───── DATA UNDER STUDY ─────
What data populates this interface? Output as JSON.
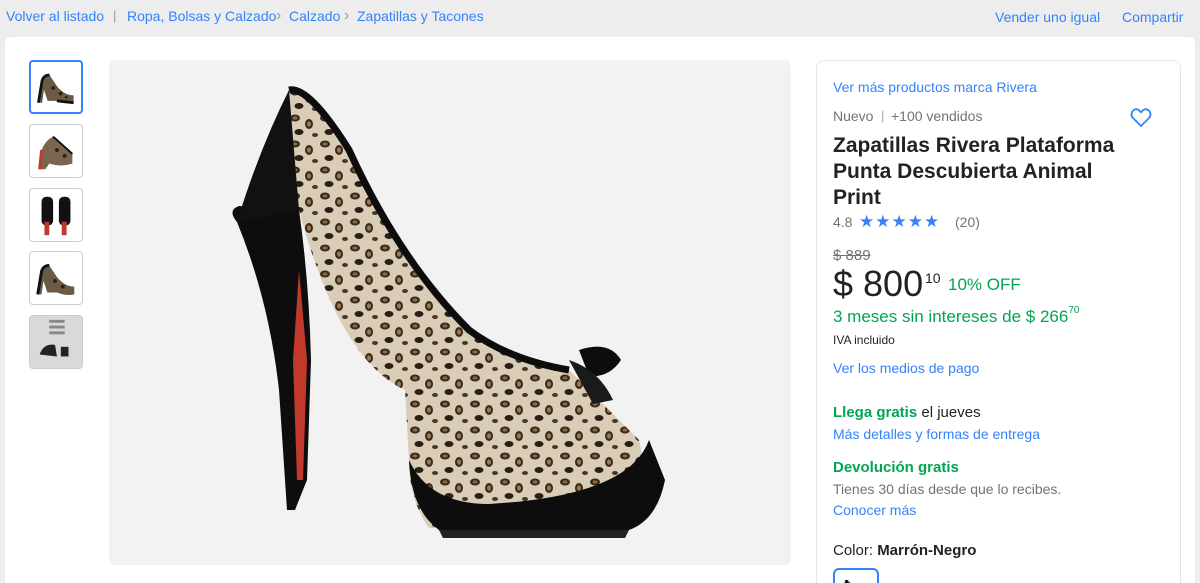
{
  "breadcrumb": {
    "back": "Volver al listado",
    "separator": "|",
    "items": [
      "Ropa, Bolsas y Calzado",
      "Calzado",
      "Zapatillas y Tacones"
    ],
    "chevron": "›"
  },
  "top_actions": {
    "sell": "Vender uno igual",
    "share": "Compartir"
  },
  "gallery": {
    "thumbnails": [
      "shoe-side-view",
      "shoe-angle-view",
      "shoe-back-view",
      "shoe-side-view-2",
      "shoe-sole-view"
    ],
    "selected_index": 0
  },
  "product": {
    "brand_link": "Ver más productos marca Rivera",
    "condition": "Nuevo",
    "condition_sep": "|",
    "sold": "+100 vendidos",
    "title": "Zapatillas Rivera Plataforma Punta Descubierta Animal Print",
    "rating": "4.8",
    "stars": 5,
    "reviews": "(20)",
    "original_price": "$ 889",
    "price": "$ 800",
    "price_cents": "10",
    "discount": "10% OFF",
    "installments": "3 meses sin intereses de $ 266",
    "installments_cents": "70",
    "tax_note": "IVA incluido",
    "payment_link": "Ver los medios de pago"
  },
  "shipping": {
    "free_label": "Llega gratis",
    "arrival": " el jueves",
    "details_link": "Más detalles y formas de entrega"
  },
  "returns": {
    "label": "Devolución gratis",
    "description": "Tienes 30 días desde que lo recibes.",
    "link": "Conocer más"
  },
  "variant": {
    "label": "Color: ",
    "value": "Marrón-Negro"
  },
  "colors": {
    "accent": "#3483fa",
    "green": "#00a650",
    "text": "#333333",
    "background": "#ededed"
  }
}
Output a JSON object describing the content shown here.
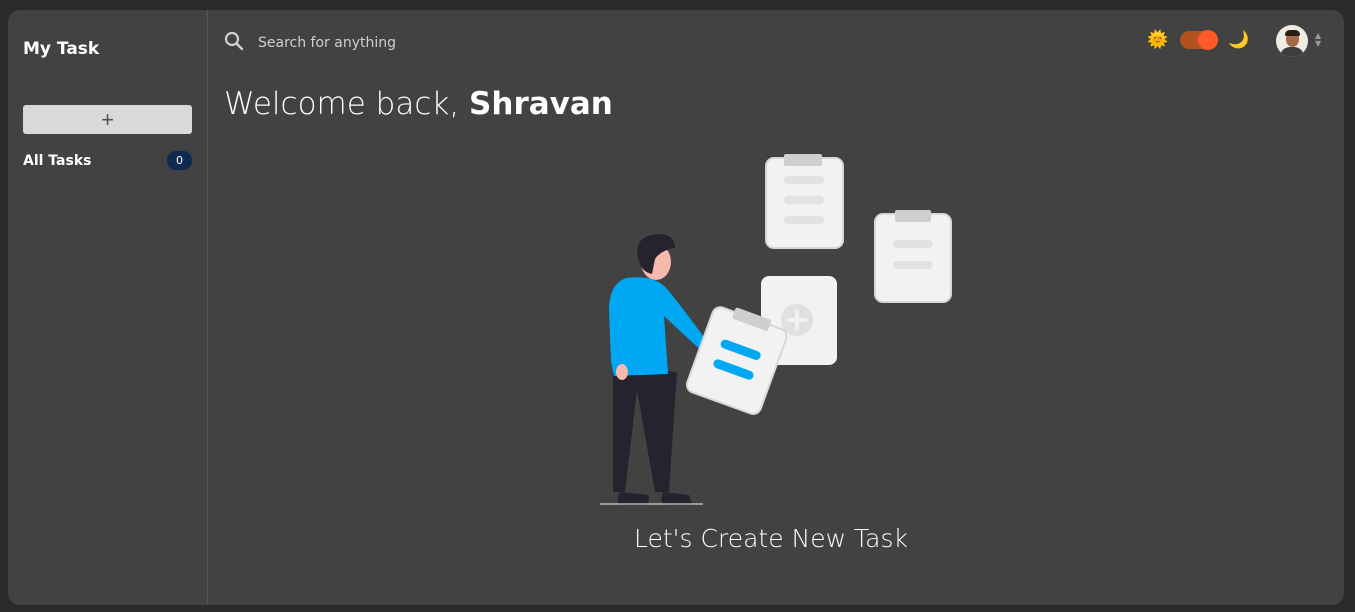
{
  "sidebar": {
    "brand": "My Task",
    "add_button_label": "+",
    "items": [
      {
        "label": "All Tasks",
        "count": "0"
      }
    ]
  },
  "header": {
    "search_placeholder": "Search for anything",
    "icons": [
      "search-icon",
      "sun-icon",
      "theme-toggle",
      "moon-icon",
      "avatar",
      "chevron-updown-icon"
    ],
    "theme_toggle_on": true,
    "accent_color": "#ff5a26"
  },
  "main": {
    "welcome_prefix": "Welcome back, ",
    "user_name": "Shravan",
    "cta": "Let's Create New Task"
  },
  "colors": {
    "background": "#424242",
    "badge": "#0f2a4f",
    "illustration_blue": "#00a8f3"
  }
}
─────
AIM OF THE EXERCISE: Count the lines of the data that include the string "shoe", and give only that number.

ANSWER TO THIS PROBLEM: 5